Speaking of abortion (oh, wait maybe Christians have a range of issues of interest), here’s the Rev. Chuck Currie speech delivered yesterday in support of Planned Parenthood.
Bring it on! Rabbi Jill Jacobs of JSpot takes umbrage at Newsweek‘s list of the 50 most powerful rabbi’s in America. In fact, pointing out the biases of Newsweek, Rabbi Jacobs solicited widely around American and compiles a rectifying list.
God’s Politics interviews South African economist Francis Ng’ambi on how the IMF is reversing the gains of jubilee.
Mainstream Baptist notes the New Baptist Covenant with a video link to Presidents Jimmy Carter and Bill Clinton helping kick it off. Also, both Bruce and Jesus Liberal note the Christianity Today article on the Bush administration and freedom fighting.
Philocrites has a helpful roundup of UU blogs entitled, Personal Jesus.
Johnny’s Cache notes that that Global Days for Darfur is coming up April 28.
Last week, CNN contributor Ronald Martin caught our eye with a provocative web-piece entitled, ‘What Would Jesus REALLY Do.’ Martin started by asking, “When did it come to the point that being a Christian meant only caring about two issues,Â abortion and homosexuality,” and took it away from there.
Last Friday evening, while Christians observed Good Friday and waited for Easter, Martin hosted an hour-long CNN special of the same name. His interviews included T.D. Jakes of The Potter’s House, Jerry Falwell, Paula White of Without Walls International Church, Rick Warren of Saddleback Church and author of the best-selling book “The Purpose Driven Life,” Rabbi Shmuley Boteach of Shalom in the Home, Cardinal Theodore McCarrick, and Freddie Haynes of Friendship West Baptist Church.
Each of the clips is worth a look, but be sure not to miss Martin’s commentary that opens and closes the show.
The project is an interesting example of coordinated activity in the blogosphere. Blogging is becoming more widely accepted as a source of news and analysis, but the use of blogging for coordinated political advocacy is less well charted territory. Hopefully this campaign, which united bloggers of various belief systems and faiths, is only the beginning of coordinated action on a range of issues. It would be extremely encouraging if this or a similar group could move to playing defense against religious oppression to other pro-active campaigns.
Throughout the weekend, the BAT folks recorded several hundred posts in support of the separation of church and state. The Neoskeptic writes about Jefferson’s role in shaping religion and American politics (appropriate that he’s a UVA alum). Over at Street Prophets, wiscmass writes about the fruits of theocracy. Here’s all Street Prophet diaries tagged “Blog Against Theocracy.”

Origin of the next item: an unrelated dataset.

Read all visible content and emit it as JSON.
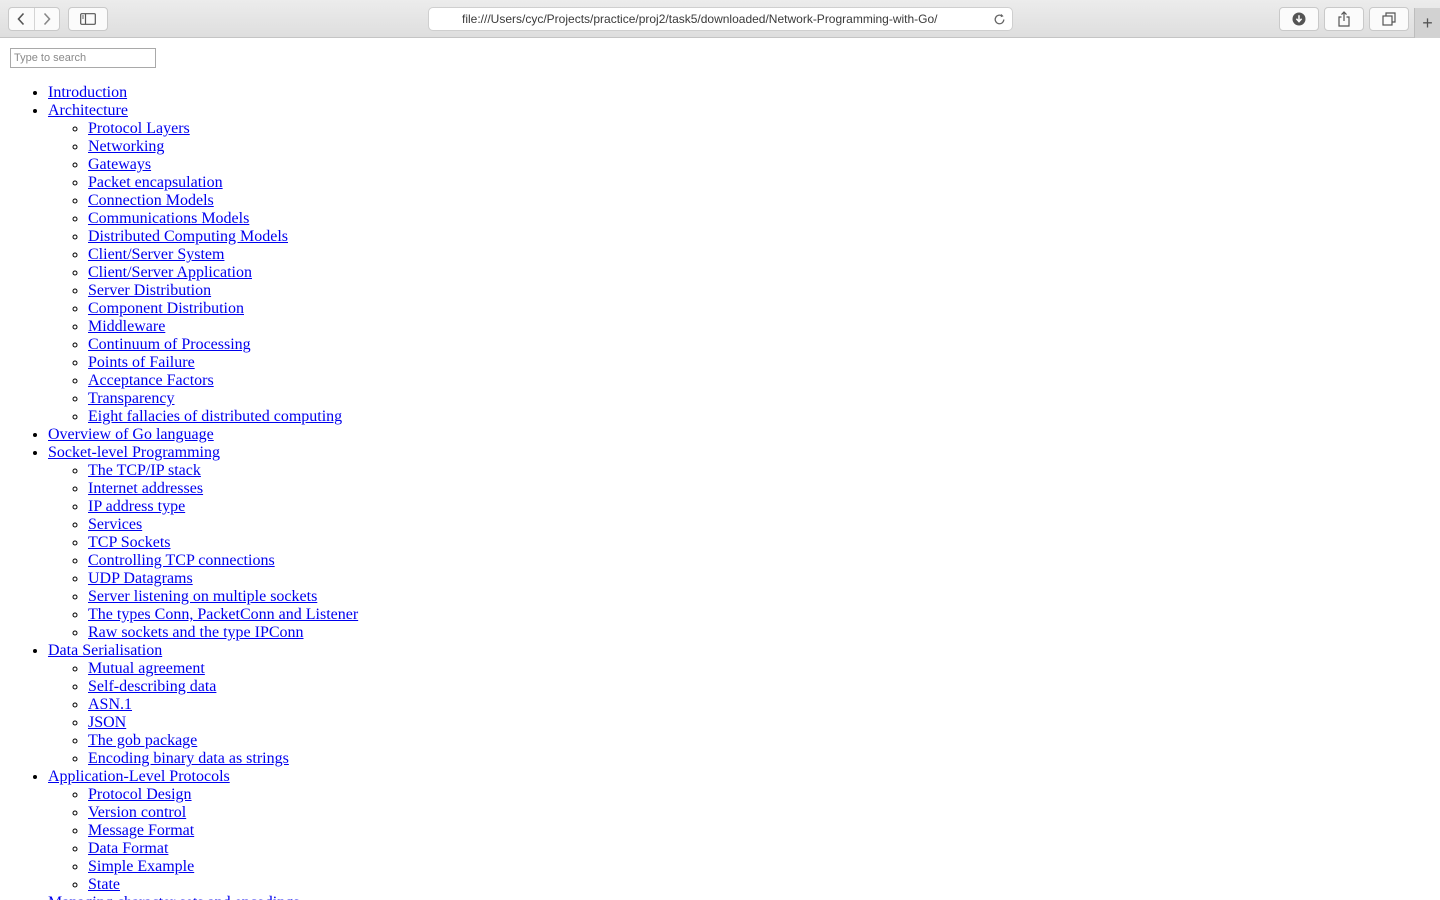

In the midst of Passover and Holy Week, interfaith leaders in Connecticut gathered to make a powerful statement against torture and in favor of restoring rights to detainees held as part of anti-terrorism operations. As Rabbi Dr. Herbert Brockman said, ‘The abolition of torture, like that of slavery, is the measure of a free and ethical society.’
These leaders from Reclaiming the Prophetic Voice held a highly successful press conference last week in which they voiced support for legislation sponsored by Sen. Chris Dodd (also of Connecticut) that would restore rights of habeaus corpus to detainees. Their work against torture, in conjunction with the National Religious Campaign Against Torture, has raised a unique faith perspective on this troubling moral issue. Speakers also expressed disappointment that Sen. Joe Lieberman, the other member of their Senate delegation, had not joined in Dodd’s reform work. Check out the news story below for a number of shots from the press conference!